Both parties charged with disorderly conduct. Two young women fought. One threw something at the other, and that “started” it. Further back in time, they were friends, friend A & B. Friend A’s boyfriend cheated on her with Friend B. The friendship ended, the judgements did not, the disagreement escalated, the fight, the court, then restorative justice. When processing the situation restoratively: 1) acknowledge you caused the harm 2) understand from someone elses point of view 3) recognize where you had a choice 4) make amends and 5) take action to change.
What is the difference between unitive justice and restorative justice?
When you are providing restorative justice services to a criminal court, the way the court defines the problem, i.e., who broke the law, makes identifying the offender easy. But if you stop there, you fail to give context its due consideration.

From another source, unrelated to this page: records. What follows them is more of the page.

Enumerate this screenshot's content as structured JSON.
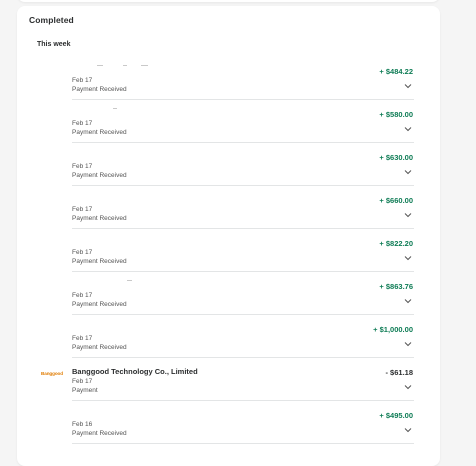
{
  "section": {
    "title": "Completed",
    "group_title": "This week"
  },
  "transactions": [
    {
      "merchant": "",
      "date": "Feb 17",
      "status": "Payment Received",
      "amount": "+ $484.22",
      "direction": "in"
    },
    {
      "merchant": "",
      "date": "Feb 17",
      "status": "Payment Received",
      "amount": "+ $580.00",
      "direction": "in"
    },
    {
      "merchant": "",
      "date": "Feb 17",
      "status": "Payment Received",
      "amount": "+ $630.00",
      "direction": "in"
    },
    {
      "merchant": "",
      "date": "Feb 17",
      "status": "Payment Received",
      "amount": "+ $660.00",
      "direction": "in"
    },
    {
      "merchant": "",
      "date": "Feb 17",
      "status": "Payment Received",
      "amount": "+ $822.20",
      "direction": "in"
    },
    {
      "merchant": "",
      "date": "Feb 17",
      "status": "Payment Received",
      "amount": "+ $863.76",
      "direction": "in"
    },
    {
      "merchant": "",
      "date": "Feb 17",
      "status": "Payment Received",
      "amount": "+ $1,000.00",
      "direction": "in"
    },
    {
      "merchant": "Banggood Technology Co., Limited",
      "logo_text": "Banggood",
      "date": "Feb 17",
      "status": "Payment",
      "amount": "- $61.18",
      "direction": "out"
    },
    {
      "merchant": "",
      "date": "Feb 16",
      "status": "Payment Received",
      "amount": "+ $495.00",
      "direction": "in"
    }
  ],
  "icons": {
    "expand": "chevron-down-icon",
    "merchant_logo": "banggood-logo"
  },
  "colors": {
    "positive_amount": "#0e7c55",
    "negative_amount": "#2c2e2f",
    "background": "#f5f5f5",
    "card": "#ffffff"
  }
}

While context does not dictate personal choice, it certainly impacts it. A boy who grows up surrounded by drug dealers is far more likely to see that as a career option than a boy who has no drug dealers in his neighborhood.
Moreover, when you broaden the lens and include more about context, who the offender is depends on which moment in time you are referring to, and from which perspective you choose to look. In the larger scheme of things, there is no easily defined line that can be drawn between offenders and victims, as it is a muddled mix of choices made in the past, and in real time and embedded in the future game plan.
A visionary judge makes restorative justice come alive in Alabama
In a six-part video series, Judge McCooey talks passionately about her believe that justice requires much more than the court system provides, especially in the area of giving crime victims the opportunity to meet the offenders, face-to-face, in a safe place, and to do so on a voluntary basis. (If you walk out of here and find someone has stolen your car radio, chances are you don’t have much interest in meeting the thief, she says in one segment. But the more deeply you have been hurt, the more likely you want to meet the offender and ask questions like “why?”.)
As appealing as her speaking style and warmth is her story about the unorthodox path that led her to the bench. Serving as a judge was never in her long-range plans, but when she won her first election against a well-established Montgomery lawyer, surprising herself in the process, she knew there were some new thing she wanted to try. Finding ways of implementing a restorative justice program was among them, and she set about methodically but quietly to make this happen.